**What you will do**
The answer should consist of every line of the material, repeated verbatim.

**Material for the task**

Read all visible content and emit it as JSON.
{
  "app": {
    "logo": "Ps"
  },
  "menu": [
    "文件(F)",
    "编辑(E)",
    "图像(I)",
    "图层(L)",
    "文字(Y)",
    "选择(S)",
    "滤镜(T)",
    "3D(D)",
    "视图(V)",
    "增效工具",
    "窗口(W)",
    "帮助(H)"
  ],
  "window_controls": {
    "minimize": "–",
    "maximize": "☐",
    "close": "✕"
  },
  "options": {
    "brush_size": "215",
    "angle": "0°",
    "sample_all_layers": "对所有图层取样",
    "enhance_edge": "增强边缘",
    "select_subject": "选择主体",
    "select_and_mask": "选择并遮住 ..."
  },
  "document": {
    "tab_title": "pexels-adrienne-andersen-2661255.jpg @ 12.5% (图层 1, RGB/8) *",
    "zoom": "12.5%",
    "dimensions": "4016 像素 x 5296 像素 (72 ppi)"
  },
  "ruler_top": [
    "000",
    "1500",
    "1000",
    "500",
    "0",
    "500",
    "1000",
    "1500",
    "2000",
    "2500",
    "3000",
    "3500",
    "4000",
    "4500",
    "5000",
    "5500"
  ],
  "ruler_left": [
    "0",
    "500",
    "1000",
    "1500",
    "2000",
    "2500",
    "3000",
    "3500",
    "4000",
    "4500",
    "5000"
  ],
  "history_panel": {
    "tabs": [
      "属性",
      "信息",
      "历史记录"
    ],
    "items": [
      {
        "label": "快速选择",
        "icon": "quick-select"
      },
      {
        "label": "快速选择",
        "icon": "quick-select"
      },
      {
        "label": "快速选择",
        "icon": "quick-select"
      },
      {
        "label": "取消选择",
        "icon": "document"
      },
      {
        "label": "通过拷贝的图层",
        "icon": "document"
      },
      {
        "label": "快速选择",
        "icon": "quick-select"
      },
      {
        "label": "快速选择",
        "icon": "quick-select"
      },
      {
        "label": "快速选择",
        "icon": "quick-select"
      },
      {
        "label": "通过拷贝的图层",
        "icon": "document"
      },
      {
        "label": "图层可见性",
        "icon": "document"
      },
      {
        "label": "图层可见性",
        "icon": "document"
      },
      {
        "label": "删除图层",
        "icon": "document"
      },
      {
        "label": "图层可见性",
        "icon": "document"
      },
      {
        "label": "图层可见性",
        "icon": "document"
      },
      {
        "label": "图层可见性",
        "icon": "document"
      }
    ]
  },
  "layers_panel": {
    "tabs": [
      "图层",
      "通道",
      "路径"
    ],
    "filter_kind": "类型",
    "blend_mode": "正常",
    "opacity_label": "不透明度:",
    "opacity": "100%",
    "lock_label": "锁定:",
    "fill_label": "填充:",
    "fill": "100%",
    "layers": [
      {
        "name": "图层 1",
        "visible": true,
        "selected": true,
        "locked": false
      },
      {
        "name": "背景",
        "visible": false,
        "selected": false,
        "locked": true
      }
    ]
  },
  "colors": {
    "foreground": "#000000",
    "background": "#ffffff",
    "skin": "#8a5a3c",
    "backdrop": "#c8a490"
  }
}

**Response to the task**
Read all visible content and emit it as JSON.
{
  "app": {
    "logo": "Ps"
  },
  "menu": [
    "文件(F)",
    "编辑(E)",
    "图像(I)",
    "图层(L)",
    "文字(Y)",
    "选择(S)",
    "滤镜(T)",
    "3D(D)",
    "视图(V)",
    "增效工具",
    "窗口(W)",
    "帮助(H)"
  ],
  "window_controls": {
    "minimize": "–",
    "maximize": "☐",
    "close": "✕"
  },
  "options": {
    "brush_size": "215",
    "angle": "0°",
    "sample_all_layers": "对所有图层取样",
    "enhance_edge": "增强边缘",
    "select_subject": "选择主体",
    "select_and_mask": "选择并遮住 ..."
  },
  "document": {
    "tab_title": "pexels-adrienne-andersen-2661255.jpg @ 12.5% (图层 1, RGB/8) *",
    "zoom": "12.5%",
    "dimensions": "4016 像素 x 5296 像素 (72 ppi)"
  },
  "ruler_top": [
    "000",
    "1500",
    "1000",
    "500",
    "0",
    "500",
    "1000",
    "1500",
    "2000",
    "2500",
    "3000",
    "3500",
    "4000",
    "4500",
    "5000",
    "5500"
  ],
  "ruler_left": [
    "0",
    "500",
    "1000",
    "1500",
    "2000",
    "2500",
    "3000",
    "3500",
    "4000",
    "4500",
    "5000"
  ],
  "history_panel": {
    "tabs": [
      "属性",
      "信息",
      "历史记录"
    ],
    "items": [
      {
        "label": "快速选择",
        "icon": "quick-select"
      },
      {
        "label": "快速选择",
        "icon": "quick-select"
      },
      {
        "label": "快速选择",
        "icon": "quick-select"
      },
      {
        "label": "取消选择",
        "icon": "document"
      },
      {
        "label": "通过拷贝的图层",
        "icon": "document"
      },
      {
        "label": "快速选择",
        "icon": "quick-select"
      },
      {
        "label": "快速选择",
        "icon": "quick-select"
      },
      {
        "label": "快速选择",
        "icon": "quick-select"
      },
      {
        "label": "通过拷贝的图层",
        "icon": "document"
      },
      {
        "label": "图层可见性",
        "icon": "document"
      },
      {
        "label": "图层可见性",
        "icon": "document"
      },
      {
        "label": "删除图层",
        "icon": "document"
      },
      {
        "label": "图层可见性",
        "icon": "document"
      },
      {
        "label": "图层可见性",
        "icon": "document"
      },
      {
        "label": "图层可见性",
        "icon": "document"
      }
    ]
  },
  "layers_panel": {
    "tabs": [
      "图层",
      "通道",
      "路径"
    ],
    "filter_kind": "类型",
    "blend_mode": "正常",
    "opacity_label": "不透明度:",
    "opacity": "100%",
    "lock_label": "锁定:",
    "fill_label": "填充:",
    "fill": "100%",
    "layers": [
      {
        "name": "图层 1",
        "visible": true,
        "selected": true,
        "locked": false
      },
      {
        "name": "背景",
        "visible": false,
        "selected": false,
        "locked": true
      }
    ]
  },
  "colors": {
    "foreground": "#000000",
    "background": "#ffffff",
    "skin": "#8a5a3c",
    "backdrop": "#c8a490"
  }
}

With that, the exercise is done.